Give a verbatim copy of the data, leaving the pictures out.

Website and app data records:
────
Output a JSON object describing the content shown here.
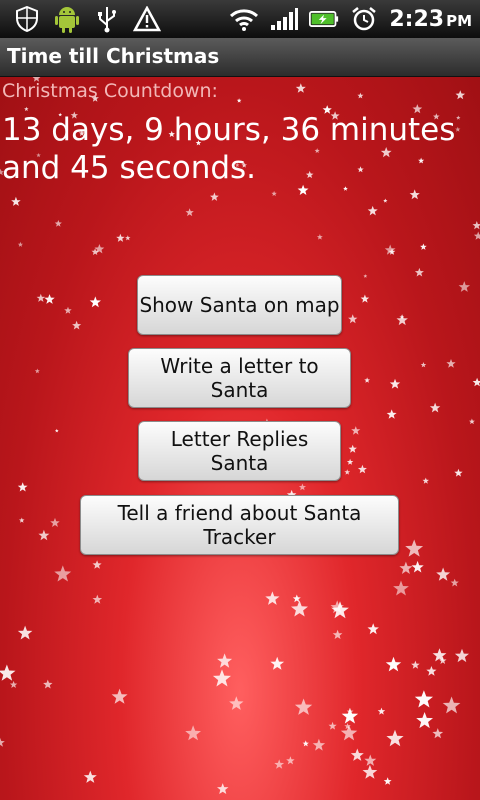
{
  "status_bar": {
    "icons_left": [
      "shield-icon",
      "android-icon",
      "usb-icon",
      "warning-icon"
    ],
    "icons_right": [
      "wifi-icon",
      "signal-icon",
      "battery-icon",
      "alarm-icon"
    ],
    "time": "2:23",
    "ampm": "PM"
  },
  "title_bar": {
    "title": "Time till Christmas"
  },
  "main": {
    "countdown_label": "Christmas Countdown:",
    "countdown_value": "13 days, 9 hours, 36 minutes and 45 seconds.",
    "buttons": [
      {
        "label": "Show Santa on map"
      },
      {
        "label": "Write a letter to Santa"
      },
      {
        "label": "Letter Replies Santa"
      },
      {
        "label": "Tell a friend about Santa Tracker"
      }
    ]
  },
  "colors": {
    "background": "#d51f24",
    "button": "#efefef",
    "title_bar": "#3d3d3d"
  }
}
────
**SOLVED PROBLEM**:
Output a JSON object describing the content shown here.
{
  "status_bar": {
    "icons_left": [
      "shield-icon",
      "android-icon",
      "usb-icon",
      "warning-icon"
    ],
    "icons_right": [
      "wifi-icon",
      "signal-icon",
      "battery-icon",
      "alarm-icon"
    ],
    "time": "2:23",
    "ampm": "PM"
  },
  "title_bar": {
    "title": "Time till Christmas"
  },
  "main": {
    "countdown_label": "Christmas Countdown:",
    "countdown_value": "13 days, 9 hours, 36 minutes and 45 seconds.",
    "buttons": [
      {
        "label": "Show Santa on map"
      },
      {
        "label": "Write a letter to Santa"
      },
      {
        "label": "Letter Replies Santa"
      },
      {
        "label": "Tell a friend about Santa Tracker"
      }
    ]
  },
  "colors": {
    "background": "#d51f24",
    "button": "#efefef",
    "title_bar": "#3d3d3d"
  }
}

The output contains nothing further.